By Barbara O’Neill, Ph.D., CFP®, email@example.com
The OneOp Personal Finance team held its annual income tax update webinar in February. The webinar focused on information taxpayers need to know to complete 2021 tax returns due April 18, 2022.
Below is a summary of ten webinar highlights:
- Tax Filing Side Benefit– Filing an income tax return provides valuable insights into someone’s personal finances. These insights include saving and investment earnings, retirement plan contributions, net earnings from freelance work, and awareness of one’s marginal tax bracket and potential tax-saving strategies.
- Military-Specific Tax Rule- The child tax credit requires that a family live in the U.S. for more than half of the year. U.S. military personnel stationed outside the U.S. on extended active duty are considered to have a main home in the United States for purposes of claiming the child tax credit.

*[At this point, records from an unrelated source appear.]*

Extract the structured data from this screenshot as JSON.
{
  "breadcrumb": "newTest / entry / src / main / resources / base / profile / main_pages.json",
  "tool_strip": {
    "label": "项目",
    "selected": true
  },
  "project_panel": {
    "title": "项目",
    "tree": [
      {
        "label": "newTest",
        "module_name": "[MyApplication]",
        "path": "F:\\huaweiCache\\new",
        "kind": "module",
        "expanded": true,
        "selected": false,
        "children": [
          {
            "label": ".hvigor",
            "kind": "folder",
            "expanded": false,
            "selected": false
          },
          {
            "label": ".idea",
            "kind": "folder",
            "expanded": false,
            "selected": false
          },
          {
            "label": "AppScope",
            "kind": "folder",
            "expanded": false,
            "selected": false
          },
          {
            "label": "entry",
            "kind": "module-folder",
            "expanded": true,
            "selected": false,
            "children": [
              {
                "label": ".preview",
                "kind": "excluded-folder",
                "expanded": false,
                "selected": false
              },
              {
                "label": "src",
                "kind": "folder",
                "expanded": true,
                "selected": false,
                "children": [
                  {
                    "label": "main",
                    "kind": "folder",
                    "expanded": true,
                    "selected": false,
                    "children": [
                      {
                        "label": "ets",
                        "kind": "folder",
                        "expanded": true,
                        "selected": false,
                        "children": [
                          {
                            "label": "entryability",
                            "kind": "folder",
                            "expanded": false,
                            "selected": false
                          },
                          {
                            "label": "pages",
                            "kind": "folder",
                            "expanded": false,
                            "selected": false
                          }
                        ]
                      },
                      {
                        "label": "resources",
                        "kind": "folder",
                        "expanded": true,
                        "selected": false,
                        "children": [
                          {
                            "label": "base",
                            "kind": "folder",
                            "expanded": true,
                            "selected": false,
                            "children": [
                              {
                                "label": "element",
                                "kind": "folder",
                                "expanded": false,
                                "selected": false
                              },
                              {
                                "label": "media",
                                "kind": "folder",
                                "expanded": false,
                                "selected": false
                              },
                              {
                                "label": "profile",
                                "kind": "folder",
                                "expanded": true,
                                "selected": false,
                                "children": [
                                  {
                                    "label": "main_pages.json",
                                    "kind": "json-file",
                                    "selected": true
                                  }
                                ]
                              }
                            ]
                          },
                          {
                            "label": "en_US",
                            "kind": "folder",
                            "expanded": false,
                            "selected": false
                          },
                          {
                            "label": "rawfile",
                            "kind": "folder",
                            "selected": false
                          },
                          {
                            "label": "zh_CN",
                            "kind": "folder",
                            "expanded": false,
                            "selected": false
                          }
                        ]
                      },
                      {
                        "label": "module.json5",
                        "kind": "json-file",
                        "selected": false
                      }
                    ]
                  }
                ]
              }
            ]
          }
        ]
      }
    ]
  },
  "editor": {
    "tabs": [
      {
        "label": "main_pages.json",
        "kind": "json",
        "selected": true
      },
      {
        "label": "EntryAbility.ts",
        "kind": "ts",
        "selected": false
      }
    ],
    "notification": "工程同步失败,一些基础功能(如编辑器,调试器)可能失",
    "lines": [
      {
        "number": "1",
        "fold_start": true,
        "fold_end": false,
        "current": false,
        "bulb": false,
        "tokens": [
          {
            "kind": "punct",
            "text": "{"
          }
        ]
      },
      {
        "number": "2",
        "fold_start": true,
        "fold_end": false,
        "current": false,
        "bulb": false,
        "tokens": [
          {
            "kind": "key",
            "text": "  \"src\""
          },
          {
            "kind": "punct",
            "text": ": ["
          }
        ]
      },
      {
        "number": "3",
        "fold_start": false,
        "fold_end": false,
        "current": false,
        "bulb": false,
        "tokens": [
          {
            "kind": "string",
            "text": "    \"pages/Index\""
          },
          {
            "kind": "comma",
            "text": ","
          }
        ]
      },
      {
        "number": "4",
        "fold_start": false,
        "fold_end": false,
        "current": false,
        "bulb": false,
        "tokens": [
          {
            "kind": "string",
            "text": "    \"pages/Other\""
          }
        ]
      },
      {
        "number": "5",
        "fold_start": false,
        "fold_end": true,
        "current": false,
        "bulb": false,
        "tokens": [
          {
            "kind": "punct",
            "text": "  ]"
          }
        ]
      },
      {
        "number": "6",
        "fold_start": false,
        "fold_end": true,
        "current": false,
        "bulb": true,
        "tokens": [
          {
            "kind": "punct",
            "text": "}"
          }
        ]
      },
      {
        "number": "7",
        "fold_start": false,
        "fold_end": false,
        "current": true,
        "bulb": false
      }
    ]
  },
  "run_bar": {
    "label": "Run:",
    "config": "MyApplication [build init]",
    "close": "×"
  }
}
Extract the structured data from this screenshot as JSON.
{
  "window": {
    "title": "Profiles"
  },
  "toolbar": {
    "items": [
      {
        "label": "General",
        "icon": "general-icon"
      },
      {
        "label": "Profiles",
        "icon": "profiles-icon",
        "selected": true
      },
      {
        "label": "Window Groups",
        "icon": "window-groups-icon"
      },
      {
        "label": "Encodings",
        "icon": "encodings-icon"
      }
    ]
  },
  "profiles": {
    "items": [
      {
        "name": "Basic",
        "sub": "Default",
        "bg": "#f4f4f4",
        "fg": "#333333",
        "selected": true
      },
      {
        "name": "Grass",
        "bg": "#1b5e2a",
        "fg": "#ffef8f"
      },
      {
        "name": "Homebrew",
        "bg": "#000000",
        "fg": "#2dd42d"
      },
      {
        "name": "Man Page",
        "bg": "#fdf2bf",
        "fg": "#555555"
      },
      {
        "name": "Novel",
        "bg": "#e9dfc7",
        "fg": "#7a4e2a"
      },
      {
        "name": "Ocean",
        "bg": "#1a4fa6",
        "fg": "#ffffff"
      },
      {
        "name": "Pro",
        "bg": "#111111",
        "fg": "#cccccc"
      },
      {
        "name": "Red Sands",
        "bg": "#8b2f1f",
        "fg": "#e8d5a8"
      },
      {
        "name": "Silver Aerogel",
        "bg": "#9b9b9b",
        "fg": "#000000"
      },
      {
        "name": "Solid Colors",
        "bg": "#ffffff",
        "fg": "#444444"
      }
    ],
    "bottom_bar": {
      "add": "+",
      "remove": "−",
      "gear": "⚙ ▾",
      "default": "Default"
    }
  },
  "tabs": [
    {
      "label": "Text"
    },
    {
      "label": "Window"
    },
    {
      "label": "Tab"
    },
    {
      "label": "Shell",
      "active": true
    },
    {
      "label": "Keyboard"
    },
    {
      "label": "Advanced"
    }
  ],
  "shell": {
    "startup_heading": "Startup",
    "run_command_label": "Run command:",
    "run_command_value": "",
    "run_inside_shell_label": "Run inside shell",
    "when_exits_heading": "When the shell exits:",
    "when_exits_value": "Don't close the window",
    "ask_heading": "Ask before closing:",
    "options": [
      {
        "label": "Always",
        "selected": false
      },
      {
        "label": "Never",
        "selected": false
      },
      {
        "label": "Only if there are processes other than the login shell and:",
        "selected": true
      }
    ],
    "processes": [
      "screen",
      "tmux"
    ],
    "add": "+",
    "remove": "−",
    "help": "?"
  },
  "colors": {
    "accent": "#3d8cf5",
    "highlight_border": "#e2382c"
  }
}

- Advance Child Tax Credit (CTC)- Monthly payments were made from July to December 2021 totaling half of the full 2021 CTC amount: $3,600 for each child age 5 and under and $3,000 for each child age 6 through 17. The 2021 CTC is fully refundable, which means it can generate a tax refund greater than the amount of tax owed. Eligible taxpayers (parents) received IRS Letter 6419 to help prepare their tax return.
- Settling Up– Letter 6419 indicates how much Advance CTC was received in 2021 as a result of provisions in the American Rescue Plan Act. Taxpayers were told to save this letter for future reference. The amount indicated in the letter is subtracted from the total CTC available to calculate the net CTC. For example, a CTC of $10,200 minus $3,300 in Advance CTC payments results in a net child tax credit of $6,900.
- Child and Dependent Care Tax Credit (CDCTC)- For 2021 taxes only, under provisions of the American Rescue Plan Act, the CDCTC is substantially more generous than normal: up to $8,000 for one qualifying person and $16,000 for two or more qualifying persons. In 2022, these expanded amounts revert back to normal CDCTC limits of $3,000 for one qualifying person and $6,000 for two or more.
- Third Economic Impact Payment- Also known as “stimulus,” payments were based on prior year tax data. Taxpayers who experienced a decrease in income in 2021 may be eligible to claim a Recovery Rebate Credit on their 2021 tax return if they didn’t get a third stimulus payment or got less than the full amount.
- “Yes/No” Questions- Taxpayers should not “slide by” questions on tax returns that require a “yes” or “no” answer. Ditto for using “N/A” or “not applicable.” For example, questions about foreign accounts or ownership of cryptocurrencies. The IRS wants to have taxpayers “on record” in the event of a perjury case.
- Retirement Account Contribution Limits- The contribution limit for tax-deferred retirement savings plans increased in 2022 to $20,500, up from $19,500 in 2021. The limit for workers age 50+, with the $6,500 catch-up contribution, is $27,000. The contribution limit for Roth and traditional individual retirement accounts (IRAs) remains unchanged at $6,000 ($7,000 age 50 and older).
- Other Inflation-Indexed Changes- Modest adjustments were made in 2022 to contribution limits for health savings accounts (HSAs), the annual gift tax exclusion ($16,000 in 2022 vs. $15,000 in 2021), and the lifetime estate tax exemption ($12.06 million in 2022, up from $11.7 million in 2021).
- Changes in the Appearance of Tax Forms- 2021 tax forms moved further away from the concept of a “postcard” tax return. Form 1040 and its supplemental Schedules 1, 2, and 3 have gotten longer with many more details. In addition, there is no longer a carryover of the adjusted gross income (AGI) number from page 1 to page 2 of the 1040 form, a reflection of the fact that most taxpayers no longer file paper returns.
Copies of the webinar slides and an archive of the recorded video are available on this OneOp webinar website.